Exercise objective.
Give all the data again exactly.

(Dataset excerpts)
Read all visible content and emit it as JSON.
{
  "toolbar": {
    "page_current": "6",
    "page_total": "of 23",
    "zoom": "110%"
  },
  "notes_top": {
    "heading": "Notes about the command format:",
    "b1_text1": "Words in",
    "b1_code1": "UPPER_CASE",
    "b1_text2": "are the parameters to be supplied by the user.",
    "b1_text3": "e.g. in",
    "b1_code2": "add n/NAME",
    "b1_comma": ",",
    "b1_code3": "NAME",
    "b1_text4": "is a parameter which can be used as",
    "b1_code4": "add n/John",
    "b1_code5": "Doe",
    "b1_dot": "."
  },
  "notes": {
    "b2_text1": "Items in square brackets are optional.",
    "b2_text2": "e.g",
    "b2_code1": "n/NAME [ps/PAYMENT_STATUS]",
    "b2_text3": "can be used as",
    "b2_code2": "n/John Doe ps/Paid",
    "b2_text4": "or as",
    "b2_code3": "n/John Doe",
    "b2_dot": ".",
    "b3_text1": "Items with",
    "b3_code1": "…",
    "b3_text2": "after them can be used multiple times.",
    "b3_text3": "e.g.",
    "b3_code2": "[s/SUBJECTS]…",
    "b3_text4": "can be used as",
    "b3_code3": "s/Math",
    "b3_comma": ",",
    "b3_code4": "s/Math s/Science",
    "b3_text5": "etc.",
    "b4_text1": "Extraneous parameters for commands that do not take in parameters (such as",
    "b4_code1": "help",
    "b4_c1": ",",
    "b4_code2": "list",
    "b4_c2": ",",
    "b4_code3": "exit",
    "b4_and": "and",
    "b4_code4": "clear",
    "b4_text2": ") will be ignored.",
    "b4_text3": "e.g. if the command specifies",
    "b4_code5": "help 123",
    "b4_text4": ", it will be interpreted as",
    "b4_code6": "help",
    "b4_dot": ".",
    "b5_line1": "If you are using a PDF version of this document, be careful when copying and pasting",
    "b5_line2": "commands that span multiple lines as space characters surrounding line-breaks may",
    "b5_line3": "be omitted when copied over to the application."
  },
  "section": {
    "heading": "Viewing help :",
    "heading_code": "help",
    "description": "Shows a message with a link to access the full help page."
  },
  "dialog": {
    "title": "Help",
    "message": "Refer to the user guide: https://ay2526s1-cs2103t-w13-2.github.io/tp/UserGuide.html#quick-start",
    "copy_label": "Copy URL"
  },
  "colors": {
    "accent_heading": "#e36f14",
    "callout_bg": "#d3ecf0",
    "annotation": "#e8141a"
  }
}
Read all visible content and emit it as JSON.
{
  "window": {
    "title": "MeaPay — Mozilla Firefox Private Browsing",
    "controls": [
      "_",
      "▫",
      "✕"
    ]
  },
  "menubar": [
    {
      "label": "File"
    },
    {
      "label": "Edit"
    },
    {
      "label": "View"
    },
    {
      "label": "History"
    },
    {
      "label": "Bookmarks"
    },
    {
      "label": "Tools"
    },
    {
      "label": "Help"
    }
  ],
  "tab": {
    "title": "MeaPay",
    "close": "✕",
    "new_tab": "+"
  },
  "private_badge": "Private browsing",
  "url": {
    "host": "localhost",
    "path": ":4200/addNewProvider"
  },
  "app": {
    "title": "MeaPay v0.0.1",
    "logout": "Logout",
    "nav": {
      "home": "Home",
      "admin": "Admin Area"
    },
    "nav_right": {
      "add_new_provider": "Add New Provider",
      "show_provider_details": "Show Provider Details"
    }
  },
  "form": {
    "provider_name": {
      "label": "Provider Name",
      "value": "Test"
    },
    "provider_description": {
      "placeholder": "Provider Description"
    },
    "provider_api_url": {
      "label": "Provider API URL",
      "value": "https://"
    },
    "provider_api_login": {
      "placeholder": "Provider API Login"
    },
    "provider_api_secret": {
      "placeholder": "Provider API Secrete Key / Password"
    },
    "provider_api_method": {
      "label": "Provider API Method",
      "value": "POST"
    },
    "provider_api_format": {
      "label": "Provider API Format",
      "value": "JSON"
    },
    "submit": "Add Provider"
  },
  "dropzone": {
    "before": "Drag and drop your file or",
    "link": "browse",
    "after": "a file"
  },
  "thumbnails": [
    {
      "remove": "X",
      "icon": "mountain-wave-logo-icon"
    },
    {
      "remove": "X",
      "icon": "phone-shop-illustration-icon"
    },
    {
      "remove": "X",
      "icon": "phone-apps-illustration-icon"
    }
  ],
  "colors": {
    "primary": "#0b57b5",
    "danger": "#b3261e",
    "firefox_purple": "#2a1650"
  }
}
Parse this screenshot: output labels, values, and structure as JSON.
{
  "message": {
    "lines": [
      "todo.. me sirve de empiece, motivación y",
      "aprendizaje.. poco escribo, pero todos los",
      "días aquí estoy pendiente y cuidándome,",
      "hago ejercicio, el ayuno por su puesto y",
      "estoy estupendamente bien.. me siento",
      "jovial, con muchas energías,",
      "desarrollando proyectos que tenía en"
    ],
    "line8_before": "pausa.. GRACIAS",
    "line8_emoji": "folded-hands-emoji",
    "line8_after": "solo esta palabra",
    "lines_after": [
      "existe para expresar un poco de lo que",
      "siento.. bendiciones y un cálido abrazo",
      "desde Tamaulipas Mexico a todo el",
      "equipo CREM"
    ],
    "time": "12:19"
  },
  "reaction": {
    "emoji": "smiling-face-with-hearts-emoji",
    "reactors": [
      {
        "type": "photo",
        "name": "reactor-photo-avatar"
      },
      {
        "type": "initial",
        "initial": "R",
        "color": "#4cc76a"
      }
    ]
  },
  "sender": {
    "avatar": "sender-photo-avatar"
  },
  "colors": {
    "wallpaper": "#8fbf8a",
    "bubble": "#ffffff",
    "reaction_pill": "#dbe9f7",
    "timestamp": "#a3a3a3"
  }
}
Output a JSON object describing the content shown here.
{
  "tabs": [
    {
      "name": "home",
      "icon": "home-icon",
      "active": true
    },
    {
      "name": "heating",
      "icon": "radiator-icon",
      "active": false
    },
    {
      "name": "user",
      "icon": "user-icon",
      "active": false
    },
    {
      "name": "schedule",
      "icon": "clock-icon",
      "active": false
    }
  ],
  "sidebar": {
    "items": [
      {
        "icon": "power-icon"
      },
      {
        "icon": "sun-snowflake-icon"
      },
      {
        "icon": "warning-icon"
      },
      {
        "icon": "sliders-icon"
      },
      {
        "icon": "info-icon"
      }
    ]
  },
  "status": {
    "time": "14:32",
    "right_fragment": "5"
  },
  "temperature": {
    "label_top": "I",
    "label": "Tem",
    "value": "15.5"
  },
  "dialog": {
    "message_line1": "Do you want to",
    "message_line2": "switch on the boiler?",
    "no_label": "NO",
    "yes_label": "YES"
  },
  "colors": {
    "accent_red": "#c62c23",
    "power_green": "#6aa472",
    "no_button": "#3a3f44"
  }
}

Answer area.
Read all visible content and emit it as JSON.
{
  "toolbar": {
    "page_current": "6",
    "page_total": "of 23",
    "zoom": "110%"
  },
  "notes_top": {
    "heading": "Notes about the command format:",
    "b1_text1": "Words in",
    "b1_code1": "UPPER_CASE",
    "b1_text2": "are the parameters to be supplied by the user.",
    "b1_text3": "e.g. in",
    "b1_code2": "add n/NAME",
    "b1_comma": ",",
    "b1_code3": "NAME",
    "b1_text4": "is a parameter which can be used as",
    "b1_code4": "add n/John",
    "b1_code5": "Doe",
    "b1_dot": "."
  },
  "notes": {
    "b2_text1": "Items in square brackets are optional.",
    "b2_text2": "e.g",
    "b2_code1": "n/NAME [ps/PAYMENT_STATUS]",
    "b2_text3": "can be used as",
    "b2_code2": "n/John Doe ps/Paid",
    "b2_text4": "or as",
    "b2_code3": "n/John Doe",
    "b2_dot": ".",
    "b3_text1": "Items with",
    "b3_code1": "…",
    "b3_text2": "after them can be used multiple times.",
    "b3_text3": "e.g.",
    "b3_code2": "[s/SUBJECTS]…",
    "b3_text4": "can be used as",
    "b3_code3": "s/Math",
    "b3_comma": ",",
    "b3_code4": "s/Math s/Science",
    "b3_text5": "etc.",
    "b4_text1": "Extraneous parameters for commands that do not take in parameters (such as",
    "b4_code1": "help",
    "b4_c1": ",",
    "b4_code2": "list",
    "b4_c2": ",",
    "b4_code3": "exit",
    "b4_and": "and",
    "b4_code4": "clear",
    "b4_text2": ") will be ignored.",
    "b4_text3": "e.g. if the command specifies",
    "b4_code5": "help 123",
    "b4_text4": ", it will be interpreted as",
    "b4_code6": "help",
    "b4_dot": ".",
    "b5_line1": "If you are using a PDF version of this document, be careful when copying and pasting",
    "b5_line2": "commands that span multiple lines as space characters surrounding line-breaks may",
    "b5_line3": "be omitted when copied over to the application."
  },
  "section": {
    "heading": "Viewing help :",
    "heading_code": "help",
    "description": "Shows a message with a link to access the full help page."
  },
  "dialog": {
    "title": "Help",
    "message": "Refer to the user guide: https://ay2526s1-cs2103t-w13-2.github.io/tp/UserGuide.html#quick-start",
    "copy_label": "Copy URL"
  },
  "colors": {
    "accent_heading": "#e36f14",
    "callout_bg": "#d3ecf0",
    "annotation": "#e8141a"
  }
}
Read all visible content and emit it as JSON.
{
  "window": {
    "title": "MeaPay — Mozilla Firefox Private Browsing",
    "controls": [
      "_",
      "▫",
      "✕"
    ]
  },
  "menubar": [
    {
      "label": "File"
    },
    {
      "label": "Edit"
    },
    {
      "label": "View"
    },
    {
      "label": "History"
    },
    {
      "label": "Bookmarks"
    },
    {
      "label": "Tools"
    },
    {
      "label": "Help"
    }
  ],
  "tab": {
    "title": "MeaPay",
    "close": "✕",
    "new_tab": "+"
  },
  "private_badge": "Private browsing",
  "url": {
    "host": "localhost",
    "path": ":4200/addNewProvider"
  },
  "app": {
    "title": "MeaPay v0.0.1",
    "logout": "Logout",
    "nav": {
      "home": "Home",
      "admin": "Admin Area"
    },
    "nav_right": {
      "add_new_provider": "Add New Provider",
      "show_provider_details": "Show Provider Details"
    }
  },
  "form": {
    "provider_name": {
      "label": "Provider Name",
      "value": "Test"
    },
    "provider_description": {
      "placeholder": "Provider Description"
    },
    "provider_api_url": {
      "label": "Provider API URL",
      "value": "https://"
    },
    "provider_api_login": {
      "placeholder": "Provider API Login"
    },
    "provider_api_secret": {
      "placeholder": "Provider API Secrete Key / Password"
    },
    "provider_api_method": {
      "label": "Provider API Method",
      "value": "POST"
    },
    "provider_api_format": {
      "label": "Provider API Format",
      "value": "JSON"
    },
    "submit": "Add Provider"
  },
  "dropzone": {
    "before": "Drag and drop your file or",
    "link": "browse",
    "after": "a file"
  },
  "thumbnails": [
    {
      "remove": "X",
      "icon": "mountain-wave-logo-icon"
    },
    {
      "remove": "X",
      "icon": "phone-shop-illustration-icon"
    },
    {
      "remove": "X",
      "icon": "phone-apps-illustration-icon"
    }
  ],
  "colors": {
    "primary": "#0b57b5",
    "danger": "#b3261e",
    "firefox_purple": "#2a1650"
  }
}
Parse this screenshot: output labels, values, and structure as JSON.
{
  "message": {
    "lines": [
      "todo.. me sirve de empiece, motivación y",
      "aprendizaje.. poco escribo, pero todos los",
      "días aquí estoy pendiente y cuidándome,",
      "hago ejercicio, el ayuno por su puesto y",
      "estoy estupendamente bien.. me siento",
      "jovial, con muchas energías,",
      "desarrollando proyectos que tenía en"
    ],
    "line8_before": "pausa.. GRACIAS",
    "line8_emoji": "folded-hands-emoji",
    "line8_after": "solo esta palabra",
    "lines_after": [
      "existe para expresar un poco de lo que",
      "siento.. bendiciones y un cálido abrazo",
      "desde Tamaulipas Mexico a todo el",
      "equipo CREM"
    ],
    "time": "12:19"
  },
  "reaction": {
    "emoji": "smiling-face-with-hearts-emoji",
    "reactors": [
      {
        "type": "photo",
        "name": "reactor-photo-avatar"
      },
      {
        "type": "initial",
        "initial": "R",
        "color": "#4cc76a"
      }
    ]
  },
  "sender": {
    "avatar": "sender-photo-avatar"
  },
  "colors": {
    "wallpaper": "#8fbf8a",
    "bubble": "#ffffff",
    "reaction_pill": "#dbe9f7",
    "timestamp": "#a3a3a3"
  }
}
Output a JSON object describing the content shown here.
{
  "tabs": [
    {
      "name": "home",
      "icon": "home-icon",
      "active": true
    },
    {
      "name": "heating",
      "icon": "radiator-icon",
      "active": false
    },
    {
      "name": "user",
      "icon": "user-icon",
      "active": false
    },
    {
      "name": "schedule",
      "icon": "clock-icon",
      "active": false
    }
  ],
  "sidebar": {
    "items": [
      {
        "icon": "power-icon"
      },
      {
        "icon": "sun-snowflake-icon"
      },
      {
        "icon": "warning-icon"
      },
      {
        "icon": "sliders-icon"
      },
      {
        "icon": "info-icon"
      }
    ]
  },
  "status": {
    "time": "14:32",
    "right_fragment": "5"
  },
  "temperature": {
    "label_top": "I",
    "label": "Tem",
    "value": "15.5"
  },
  "dialog": {
    "message_line1": "Do you want to",
    "message_line2": "switch on the boiler?",
    "no_label": "NO",
    "yes_label": "YES"
  },
  "colors": {
    "accent_red": "#c62c23",
    "power_green": "#6aa472",
    "no_button": "#3a3f44"
  }
}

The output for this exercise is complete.